Monday, 7 August 2017

Japan: The Mushroom Capital of the World?

Meiji's popular snack Kinoko no Yama
Despite the rainy season ending, we've actually had quite a bit of rain recently. When it does rain during these very hot humid days (humidity was around 80% today!), mushrooms tend to spring up very quickly (pictured above and below). As a kid growing up in England, pretty much the only mushrooms we had were the white or brown button or larger portobella/o mushrooms. In Japan too, masshurūmu (マッシュルーム) refers to Western-style button mushrooms but for others the kanji take (茸) is used. This is pronounced "ta-kay" when used in a compound to describe the name of a specific type of mushroom - such as shii-take (椎茸)  - but pronounced as kinoko when on its own. Kinoko is also the generic term for mushrooms - including button mushrooms - in general although it is often written as キノコ in katakana, the alphabet used for foreign borrowings. Just to add to the confusion, キノコ was originally written as 木の子 which rather delightfully means of "child of the tree." 

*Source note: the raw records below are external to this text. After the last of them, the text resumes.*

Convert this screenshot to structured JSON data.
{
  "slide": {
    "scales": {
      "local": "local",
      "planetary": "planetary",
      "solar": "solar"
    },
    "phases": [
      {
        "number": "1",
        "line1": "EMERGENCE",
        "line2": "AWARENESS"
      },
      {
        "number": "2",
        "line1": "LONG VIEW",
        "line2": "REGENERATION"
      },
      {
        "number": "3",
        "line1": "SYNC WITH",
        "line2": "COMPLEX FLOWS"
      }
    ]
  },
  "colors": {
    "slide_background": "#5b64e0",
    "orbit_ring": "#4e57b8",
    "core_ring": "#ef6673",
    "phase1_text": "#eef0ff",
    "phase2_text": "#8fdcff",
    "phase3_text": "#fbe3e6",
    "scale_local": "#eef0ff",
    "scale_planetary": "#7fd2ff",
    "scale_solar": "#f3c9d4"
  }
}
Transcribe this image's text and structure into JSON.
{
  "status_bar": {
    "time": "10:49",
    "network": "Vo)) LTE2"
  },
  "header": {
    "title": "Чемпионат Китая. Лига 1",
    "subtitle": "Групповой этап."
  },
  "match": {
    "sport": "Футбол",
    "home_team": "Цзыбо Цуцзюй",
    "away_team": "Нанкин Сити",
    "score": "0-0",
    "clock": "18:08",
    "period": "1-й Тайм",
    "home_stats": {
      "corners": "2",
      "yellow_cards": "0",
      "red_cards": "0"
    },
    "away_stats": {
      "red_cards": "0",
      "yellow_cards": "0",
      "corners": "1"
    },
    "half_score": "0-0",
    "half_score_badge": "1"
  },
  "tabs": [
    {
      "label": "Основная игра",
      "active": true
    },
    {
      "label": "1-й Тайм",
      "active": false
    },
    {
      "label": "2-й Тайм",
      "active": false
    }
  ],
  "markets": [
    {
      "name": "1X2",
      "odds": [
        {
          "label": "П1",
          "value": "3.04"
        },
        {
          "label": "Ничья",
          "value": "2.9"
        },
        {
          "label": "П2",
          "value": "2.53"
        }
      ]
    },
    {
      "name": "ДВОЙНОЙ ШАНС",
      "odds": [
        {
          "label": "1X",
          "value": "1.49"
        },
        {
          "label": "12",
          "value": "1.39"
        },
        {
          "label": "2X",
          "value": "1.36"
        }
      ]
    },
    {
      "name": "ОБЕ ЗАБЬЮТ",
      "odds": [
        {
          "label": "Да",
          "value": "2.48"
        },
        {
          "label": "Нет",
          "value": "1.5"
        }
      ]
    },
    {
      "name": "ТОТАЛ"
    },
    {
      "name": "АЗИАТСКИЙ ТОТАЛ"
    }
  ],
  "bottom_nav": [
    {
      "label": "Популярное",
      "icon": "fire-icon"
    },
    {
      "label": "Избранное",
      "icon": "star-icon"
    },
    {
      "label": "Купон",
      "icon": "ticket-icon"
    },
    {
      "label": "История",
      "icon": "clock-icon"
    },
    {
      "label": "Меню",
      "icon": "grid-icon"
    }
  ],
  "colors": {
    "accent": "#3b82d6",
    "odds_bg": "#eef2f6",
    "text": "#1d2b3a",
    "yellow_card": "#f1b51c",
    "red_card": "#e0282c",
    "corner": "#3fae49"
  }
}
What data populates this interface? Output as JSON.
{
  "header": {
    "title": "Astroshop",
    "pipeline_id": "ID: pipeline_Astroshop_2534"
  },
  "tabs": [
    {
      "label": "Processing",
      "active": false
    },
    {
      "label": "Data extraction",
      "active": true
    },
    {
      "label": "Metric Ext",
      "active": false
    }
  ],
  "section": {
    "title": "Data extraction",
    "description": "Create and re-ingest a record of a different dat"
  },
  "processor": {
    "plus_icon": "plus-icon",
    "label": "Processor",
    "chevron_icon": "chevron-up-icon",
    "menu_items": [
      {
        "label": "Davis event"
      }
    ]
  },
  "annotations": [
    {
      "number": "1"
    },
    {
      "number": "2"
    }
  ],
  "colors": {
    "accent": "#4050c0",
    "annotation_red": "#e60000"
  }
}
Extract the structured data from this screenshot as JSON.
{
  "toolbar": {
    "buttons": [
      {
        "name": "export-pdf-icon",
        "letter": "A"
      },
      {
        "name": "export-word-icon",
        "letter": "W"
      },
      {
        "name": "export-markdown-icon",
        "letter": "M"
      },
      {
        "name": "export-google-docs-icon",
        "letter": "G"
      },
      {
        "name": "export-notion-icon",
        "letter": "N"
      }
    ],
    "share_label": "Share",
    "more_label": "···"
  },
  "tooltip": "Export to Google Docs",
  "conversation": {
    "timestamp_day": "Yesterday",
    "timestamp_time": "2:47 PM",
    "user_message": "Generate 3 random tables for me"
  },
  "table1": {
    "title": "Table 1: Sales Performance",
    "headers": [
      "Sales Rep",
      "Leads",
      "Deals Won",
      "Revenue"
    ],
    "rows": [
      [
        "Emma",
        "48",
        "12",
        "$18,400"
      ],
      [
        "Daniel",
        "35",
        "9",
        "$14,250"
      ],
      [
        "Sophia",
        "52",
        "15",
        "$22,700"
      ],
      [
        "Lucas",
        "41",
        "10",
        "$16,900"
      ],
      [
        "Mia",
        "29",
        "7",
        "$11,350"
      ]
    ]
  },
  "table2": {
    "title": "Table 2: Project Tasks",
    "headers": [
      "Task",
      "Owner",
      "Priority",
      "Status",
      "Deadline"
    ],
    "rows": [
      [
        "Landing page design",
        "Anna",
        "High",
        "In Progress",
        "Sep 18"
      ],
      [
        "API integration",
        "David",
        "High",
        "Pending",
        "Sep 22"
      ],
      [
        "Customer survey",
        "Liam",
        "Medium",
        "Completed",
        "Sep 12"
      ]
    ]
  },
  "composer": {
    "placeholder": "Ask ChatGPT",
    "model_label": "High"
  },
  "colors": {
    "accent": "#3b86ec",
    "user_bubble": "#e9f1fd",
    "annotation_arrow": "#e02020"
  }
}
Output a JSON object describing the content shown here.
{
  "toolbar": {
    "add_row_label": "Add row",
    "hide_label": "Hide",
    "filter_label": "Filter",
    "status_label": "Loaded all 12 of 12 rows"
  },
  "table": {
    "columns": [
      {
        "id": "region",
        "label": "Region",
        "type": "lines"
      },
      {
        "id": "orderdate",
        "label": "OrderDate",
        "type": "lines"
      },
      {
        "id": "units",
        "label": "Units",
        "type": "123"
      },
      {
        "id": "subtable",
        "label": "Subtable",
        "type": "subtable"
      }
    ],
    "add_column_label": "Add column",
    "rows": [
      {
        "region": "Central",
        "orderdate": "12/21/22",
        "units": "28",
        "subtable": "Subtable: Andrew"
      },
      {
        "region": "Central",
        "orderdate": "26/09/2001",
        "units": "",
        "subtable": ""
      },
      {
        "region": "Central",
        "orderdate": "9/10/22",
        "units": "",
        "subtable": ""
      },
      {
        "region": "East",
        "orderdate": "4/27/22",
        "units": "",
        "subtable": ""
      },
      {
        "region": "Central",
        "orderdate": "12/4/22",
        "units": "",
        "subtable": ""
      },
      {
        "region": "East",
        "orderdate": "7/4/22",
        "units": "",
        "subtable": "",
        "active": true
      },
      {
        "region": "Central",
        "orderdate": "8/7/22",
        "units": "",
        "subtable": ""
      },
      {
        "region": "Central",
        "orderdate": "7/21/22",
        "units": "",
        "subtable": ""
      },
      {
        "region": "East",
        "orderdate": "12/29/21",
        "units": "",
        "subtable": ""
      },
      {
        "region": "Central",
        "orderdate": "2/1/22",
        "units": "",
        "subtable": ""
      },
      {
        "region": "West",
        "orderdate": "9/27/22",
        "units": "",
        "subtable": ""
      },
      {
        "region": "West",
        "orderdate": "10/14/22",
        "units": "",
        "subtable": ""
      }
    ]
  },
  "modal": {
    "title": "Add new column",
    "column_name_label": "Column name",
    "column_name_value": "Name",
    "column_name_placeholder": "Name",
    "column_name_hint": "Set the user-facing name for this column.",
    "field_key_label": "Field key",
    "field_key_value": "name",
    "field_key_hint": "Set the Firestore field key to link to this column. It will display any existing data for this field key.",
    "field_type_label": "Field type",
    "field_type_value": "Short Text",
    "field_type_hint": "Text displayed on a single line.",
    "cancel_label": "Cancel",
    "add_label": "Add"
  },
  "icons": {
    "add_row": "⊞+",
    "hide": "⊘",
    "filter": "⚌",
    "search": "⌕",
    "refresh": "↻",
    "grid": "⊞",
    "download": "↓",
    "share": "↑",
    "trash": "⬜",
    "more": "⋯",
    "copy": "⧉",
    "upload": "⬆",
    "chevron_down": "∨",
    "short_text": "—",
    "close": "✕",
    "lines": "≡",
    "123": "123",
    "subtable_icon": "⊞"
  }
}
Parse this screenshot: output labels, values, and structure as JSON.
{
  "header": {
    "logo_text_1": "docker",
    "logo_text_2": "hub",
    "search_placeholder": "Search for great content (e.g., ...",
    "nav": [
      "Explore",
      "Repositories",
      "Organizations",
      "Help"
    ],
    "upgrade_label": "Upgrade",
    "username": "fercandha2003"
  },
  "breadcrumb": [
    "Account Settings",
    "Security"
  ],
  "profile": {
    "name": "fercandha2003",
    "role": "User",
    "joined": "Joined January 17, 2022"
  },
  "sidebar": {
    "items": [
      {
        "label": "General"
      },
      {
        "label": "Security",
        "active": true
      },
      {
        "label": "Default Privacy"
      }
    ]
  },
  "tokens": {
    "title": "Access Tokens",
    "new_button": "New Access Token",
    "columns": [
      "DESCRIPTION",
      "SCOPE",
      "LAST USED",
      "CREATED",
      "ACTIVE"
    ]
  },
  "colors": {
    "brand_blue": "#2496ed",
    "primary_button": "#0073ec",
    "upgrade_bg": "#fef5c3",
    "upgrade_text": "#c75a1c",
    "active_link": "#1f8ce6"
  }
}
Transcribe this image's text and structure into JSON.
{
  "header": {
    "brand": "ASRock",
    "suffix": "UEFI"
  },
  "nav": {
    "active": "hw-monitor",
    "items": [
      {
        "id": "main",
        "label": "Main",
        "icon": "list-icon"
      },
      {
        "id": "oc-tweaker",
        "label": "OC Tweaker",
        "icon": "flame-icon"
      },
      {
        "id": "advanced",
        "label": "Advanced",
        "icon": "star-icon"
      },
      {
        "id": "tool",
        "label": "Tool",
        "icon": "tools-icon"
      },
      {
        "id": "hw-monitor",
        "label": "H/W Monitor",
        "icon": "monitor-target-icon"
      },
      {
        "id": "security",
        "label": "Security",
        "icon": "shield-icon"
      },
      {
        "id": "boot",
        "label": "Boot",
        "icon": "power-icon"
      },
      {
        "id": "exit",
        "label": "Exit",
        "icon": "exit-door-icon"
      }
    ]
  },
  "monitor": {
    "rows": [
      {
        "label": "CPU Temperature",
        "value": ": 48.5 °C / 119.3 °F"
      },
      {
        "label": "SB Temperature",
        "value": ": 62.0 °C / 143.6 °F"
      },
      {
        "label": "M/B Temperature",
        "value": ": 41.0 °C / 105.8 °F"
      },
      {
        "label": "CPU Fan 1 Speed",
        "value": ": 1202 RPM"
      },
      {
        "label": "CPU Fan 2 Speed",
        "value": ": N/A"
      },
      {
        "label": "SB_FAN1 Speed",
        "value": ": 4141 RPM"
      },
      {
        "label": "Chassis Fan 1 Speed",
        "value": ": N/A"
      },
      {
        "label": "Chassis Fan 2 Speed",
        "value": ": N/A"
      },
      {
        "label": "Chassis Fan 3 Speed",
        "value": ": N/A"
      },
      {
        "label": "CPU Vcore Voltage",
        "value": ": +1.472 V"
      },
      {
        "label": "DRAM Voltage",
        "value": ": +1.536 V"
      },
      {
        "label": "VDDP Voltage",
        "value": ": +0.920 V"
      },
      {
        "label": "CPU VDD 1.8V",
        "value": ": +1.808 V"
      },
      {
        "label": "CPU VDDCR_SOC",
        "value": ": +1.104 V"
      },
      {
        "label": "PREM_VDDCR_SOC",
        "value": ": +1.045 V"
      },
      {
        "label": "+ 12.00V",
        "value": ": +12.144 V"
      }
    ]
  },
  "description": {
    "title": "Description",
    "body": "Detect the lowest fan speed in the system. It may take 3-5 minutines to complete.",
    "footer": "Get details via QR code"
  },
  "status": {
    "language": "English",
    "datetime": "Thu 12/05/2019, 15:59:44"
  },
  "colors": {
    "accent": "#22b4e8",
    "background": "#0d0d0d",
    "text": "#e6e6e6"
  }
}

One thing that surprised me coming to Japan was the sheer variety of types of kinoko and the fact that Japanese regularly eat a variety of different mushrooms which they clearly distinguish and label. The picture below shows a typical supermarket selection which includes six common staples (see here and also here for a summary). One mushroom missing here is the matsu-take mushroom, gourmet mushrooms that often go for tens of thousands of yen: they are an autumn food and harvested between September and October. The interesting thing is that many of these Japanese mushroom names - especially shimeji, shii-take and enoki - are now also used in British and other supermarkets (though often prefixed with the word "exotic" signalling that the button mushroom remains the standard). The ubiquity of Japanese mushroom names abroad suggests that the humid climate makes for a perfect environment to grow mushrooms (apparently there are more than 5,000 varieties, only about a third of which have been classified and named). Is Japan the mushroom capital of the world?
A selection of six common types of mushroom in a Japanese supermarket
TOP (l to r): eringi, mai-take, nameko; MIDDLE: enoki, shii-take, buna-shimeji (cut); BOTTOM (r) buna-shimeji (uncut)